A verbatim copy of the entries is the required answer.

**** Provided entries

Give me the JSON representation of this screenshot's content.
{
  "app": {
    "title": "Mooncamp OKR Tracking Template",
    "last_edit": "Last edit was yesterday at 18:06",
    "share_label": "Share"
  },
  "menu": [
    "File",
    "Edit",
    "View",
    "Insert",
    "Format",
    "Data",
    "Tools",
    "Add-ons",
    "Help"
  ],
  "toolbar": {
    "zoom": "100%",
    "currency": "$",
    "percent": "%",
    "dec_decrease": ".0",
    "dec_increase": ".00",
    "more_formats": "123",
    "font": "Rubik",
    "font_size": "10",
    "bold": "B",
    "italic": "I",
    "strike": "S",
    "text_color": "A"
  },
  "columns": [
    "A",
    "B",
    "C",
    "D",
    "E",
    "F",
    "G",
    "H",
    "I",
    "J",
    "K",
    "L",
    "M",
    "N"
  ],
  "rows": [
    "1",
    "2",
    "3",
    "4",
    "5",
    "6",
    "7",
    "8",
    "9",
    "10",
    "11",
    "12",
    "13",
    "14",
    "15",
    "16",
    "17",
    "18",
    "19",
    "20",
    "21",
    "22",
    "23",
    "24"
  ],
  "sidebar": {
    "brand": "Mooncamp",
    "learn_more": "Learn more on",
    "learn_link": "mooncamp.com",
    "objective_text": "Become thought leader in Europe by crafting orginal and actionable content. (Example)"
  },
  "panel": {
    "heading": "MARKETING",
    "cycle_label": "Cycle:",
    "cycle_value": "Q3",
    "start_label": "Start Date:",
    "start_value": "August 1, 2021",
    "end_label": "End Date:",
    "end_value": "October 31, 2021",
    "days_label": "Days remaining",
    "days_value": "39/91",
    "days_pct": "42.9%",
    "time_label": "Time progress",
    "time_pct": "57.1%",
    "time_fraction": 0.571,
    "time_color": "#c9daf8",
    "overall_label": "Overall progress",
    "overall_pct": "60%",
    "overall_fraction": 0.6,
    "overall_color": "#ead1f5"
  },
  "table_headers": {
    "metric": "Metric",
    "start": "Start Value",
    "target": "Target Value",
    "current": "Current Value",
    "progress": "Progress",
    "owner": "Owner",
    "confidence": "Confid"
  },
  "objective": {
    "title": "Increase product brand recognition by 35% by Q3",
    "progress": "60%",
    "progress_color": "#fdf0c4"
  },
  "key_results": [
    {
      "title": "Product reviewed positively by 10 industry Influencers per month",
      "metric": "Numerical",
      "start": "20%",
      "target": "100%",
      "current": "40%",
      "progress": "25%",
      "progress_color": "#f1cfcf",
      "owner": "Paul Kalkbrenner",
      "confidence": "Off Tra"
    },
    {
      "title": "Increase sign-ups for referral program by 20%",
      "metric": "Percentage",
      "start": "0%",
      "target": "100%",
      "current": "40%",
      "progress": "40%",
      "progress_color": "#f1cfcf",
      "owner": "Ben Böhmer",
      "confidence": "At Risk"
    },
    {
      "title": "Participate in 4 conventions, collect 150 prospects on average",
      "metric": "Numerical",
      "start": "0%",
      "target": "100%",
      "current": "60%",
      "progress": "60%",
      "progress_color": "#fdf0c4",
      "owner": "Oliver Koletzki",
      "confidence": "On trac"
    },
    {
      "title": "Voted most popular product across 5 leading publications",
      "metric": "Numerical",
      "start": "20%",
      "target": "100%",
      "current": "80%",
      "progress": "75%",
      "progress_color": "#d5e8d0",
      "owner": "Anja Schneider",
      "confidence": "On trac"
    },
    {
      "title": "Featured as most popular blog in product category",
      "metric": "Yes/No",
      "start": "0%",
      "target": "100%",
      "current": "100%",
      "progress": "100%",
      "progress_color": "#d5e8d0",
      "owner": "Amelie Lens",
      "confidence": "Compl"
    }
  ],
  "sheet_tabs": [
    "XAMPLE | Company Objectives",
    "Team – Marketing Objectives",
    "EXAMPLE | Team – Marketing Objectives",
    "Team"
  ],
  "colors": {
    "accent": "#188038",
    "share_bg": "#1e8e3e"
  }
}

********

- Expected answer
Give me the JSON representation of this screenshot's content.
{
  "app": {
    "title": "Mooncamp OKR Tracking Template",
    "last_edit": "Last edit was yesterday at 18:06",
    "share_label": "Share"
  },
  "menu": [
    "File",
    "Edit",
    "View",
    "Insert",
    "Format",
    "Data",
    "Tools",
    "Add-ons",
    "Help"
  ],
  "toolbar": {
    "zoom": "100%",
    "currency": "$",
    "percent": "%",
    "dec_decrease": ".0",
    "dec_increase": ".00",
    "more_formats": "123",
    "font": "Rubik",
    "font_size": "10",
    "bold": "B",
    "italic": "I",
    "strike": "S",
    "text_color": "A"
  },
  "columns": [
    "A",
    "B",
    "C",
    "D",
    "E",
    "F",
    "G",
    "H",
    "I",
    "J",
    "K",
    "L",
    "M",
    "N"
  ],
  "rows": [
    "1",
    "2",
    "3",
    "4",
    "5",
    "6",
    "7",
    "8",
    "9",
    "10",
    "11",
    "12",
    "13",
    "14",
    "15",
    "16",
    "17",
    "18",
    "19",
    "20",
    "21",
    "22",
    "23",
    "24"
  ],
  "sidebar": {
    "brand": "Mooncamp",
    "learn_more": "Learn more on",
    "learn_link": "mooncamp.com",
    "objective_text": "Become thought leader in Europe by crafting orginal and actionable content. (Example)"
  },
  "panel": {
    "heading": "MARKETING",
    "cycle_label": "Cycle:",
    "cycle_value": "Q3",
    "start_label": "Start Date:",
    "start_value": "August 1, 2021",
    "end_label": "End Date:",
    "end_value": "October 31, 2021",
    "days_label": "Days remaining",
    "days_value": "39/91",
    "days_pct": "42.9%",
    "time_label": "Time progress",
    "time_pct": "57.1%",
    "time_fraction": 0.571,
    "time_color": "#c9daf8",
    "overall_label": "Overall progress",
    "overall_pct": "60%",
    "overall_fraction": 0.6,
    "overall_color": "#ead1f5"
  },
  "table_headers": {
    "metric": "Metric",
    "start": "Start Value",
    "target": "Target Value",
    "current": "Current Value",
    "progress": "Progress",
    "owner": "Owner",
    "confidence": "Confid"
  },
  "objective": {
    "title": "Increase product brand recognition by 35% by Q3",
    "progress": "60%",
    "progress_color": "#fdf0c4"
  },
  "key_results": [
    {
      "title": "Product reviewed positively by 10 industry Influencers per month",
      "metric": "Numerical",
      "start": "20%",
      "target": "100%",
      "current": "40%",
      "progress": "25%",
      "progress_color": "#f1cfcf",
      "owner": "Paul Kalkbrenner",
      "confidence": "Off Tra"
    },
    {
      "title": "Increase sign-ups for referral program by 20%",
      "metric": "Percentage",
      "start": "0%",
      "target": "100%",
      "current": "40%",
      "progress": "40%",
      "progress_color": "#f1cfcf",
      "owner": "Ben Böhmer",
      "confidence": "At Risk"
    },
    {
      "title": "Participate in 4 conventions, collect 150 prospects on average",
      "metric": "Numerical",
      "start": "0%",
      "target": "100%",
      "current": "60%",
      "progress": "60%",
      "progress_color": "#fdf0c4",
      "owner": "Oliver Koletzki",
      "confidence": "On trac"
    },
    {
      "title": "Voted most popular product across 5 leading publications",
      "metric": "Numerical",
      "start": "20%",
      "target": "100%",
      "current": "80%",
      "progress": "75%",
      "progress_color": "#d5e8d0",
      "owner": "Anja Schneider",
      "confidence": "On trac"
    },
    {
      "title": "Featured as most popular blog in product category",
      "metric": "Yes/No",
      "start": "0%",
      "target": "100%",
      "current": "100%",
      "progress": "100%",
      "progress_color": "#d5e8d0",
      "owner": "Amelie Lens",
      "confidence": "Compl"
    }
  ],
  "sheet_tabs": [
    "XAMPLE | Company Objectives",
    "Team – Marketing Objectives",
    "EXAMPLE | Team – Marketing Objectives",
    "Team"
  ],
  "colors": {
    "accent": "#188038",
    "share_bg": "#1e8e3e"
  }
}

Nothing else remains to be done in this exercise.